Will China’s drive to achieve global technological dominance unravel the world order?
Get a copy of The Great Decoupling by Nigel Inkster here
For much of recorded history, China was a leading science and technology power. But just as the West rose, China turned in on itself and missed the Industrial Revolution. The result was the ‘Hundred Years of Humiliation’, and a long struggle for a modern, yet distinctly Chinese, civilisational identity. Today, technological innovation has returned to the core of national pride and ambition.
Since the 1980s, reforms have transformed China into the world’s second largest economy and a major global power. Cyber space and other advanced technologies have become a battleground for international dominance; but today’s world relies on global supply chains and interstate collaboration – at least for now. Growing tension between the USA and China could result in the two superpowers decoupling their technology – with significant consequences for humanity’s future.
The Great Decoupling shows that this technology contest, and how it plays out, will shape the geopolitics of the twenty-first century.
About the Author
Nigel Inkster CMG is a director of geopolitical and intelligence analysis at Enodo Economics, prior to which he worked in the British government and at the International Institute for Strategic Studies dealing with foreign policy and security issues.
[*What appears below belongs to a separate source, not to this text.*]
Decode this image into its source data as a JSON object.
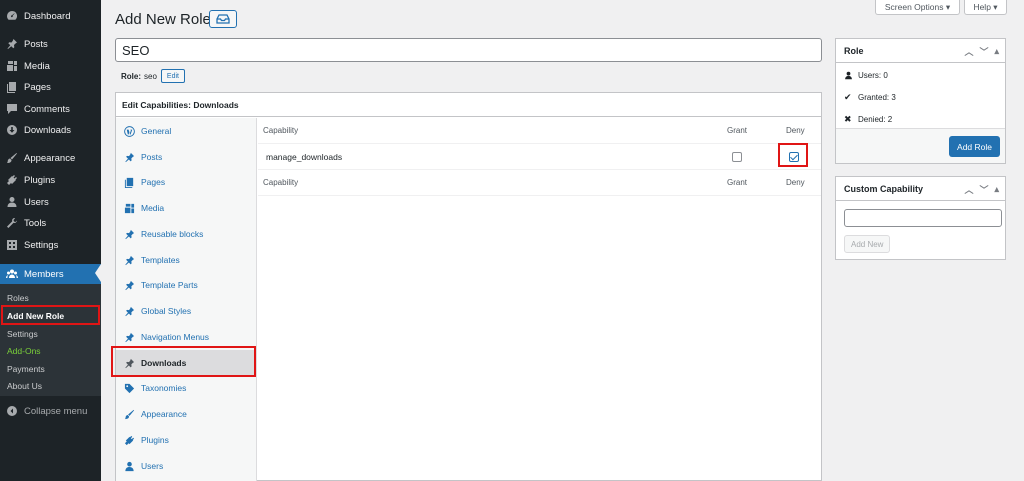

The author of China’s Cyber Power, his lifelong fascination with China started when he studied the language and culture at Oxford.
‘Linking his knowledge of China past and present to fascinating detail of China’s achievements and aspirations in advanced technology, Nigel Inkster provides a powerful and compelling narrative of the decoupling of China and the United States. You will learn much of importance from this book.’
Lord Mervyn King, former Governor of the Bank of England
‘Technology is at the heart of the contest between the United States and China for global supremacy. This book is notable for combining a sharp understanding of the technological question with the knowledge of its historical and political context. If the contest ends up creating a world divided into two separate spheres, our most cherished beliefs about progress and globalisation will be shattered. Is this inevitable? Nigel Inkster will guide you through this essential question.’
Bruno Macaes, formerly Portugal’s Europe minister (2013-15) and author of Belt and Road: A Chinese World Order and History Has Begun
‘Former senior official and Mandarin speaker Nigel Inkster proves a sure-footed guide to the consequences of the collision between the US as global superpower with a re-emergent and emboldened China. His book provides a compelling account of how the Chinese now think about themselves and their rediscovery of their technological tradition, and what it is about the Chinese state-directed internet and its use to control their vast population that leaves Western liberal democracy at serious risk from “the great decoupling”. Highly recommended.’
Professor Sir David Omand, GCB, former Director of GCHQ
‘This is a superbly written, cogently argued, and insightful discussion of China’s digital rise. It needs to be read by all concerned about the deepening rivalry between China and the USA.’
Hans van de Ven, Professor of Modern Chinese History, University of Cambridge
‘Nigel Inkster has written a timely, sane and compelling account of the techno-strategic contest that will shape the world of the 2020s and beyond. Beyond its insightful analysis, The Great Decoupling also traces the policy contours of great-power coexistence as the alternative to a 21st century Great War.’
Professor Rory Medcalf, head of the National Security College, Australian National University, and author of Indo-Pacific Empire
‘A lucid, pragmatic and succinct overview of where the world’s second largest economy currently stands, and what it might look like as it moves towards number one status. Inkster draws on his long experience, both in dealing with China, and as a diplomatic practitioner, to give authoritative judgements of what this world where China plays an increasingly dominant role might look like, and what the key challenges for the outside will be.’
Kerry Brown, Professor of Chinese Studies and Director of the Lau China Institute, King’s College London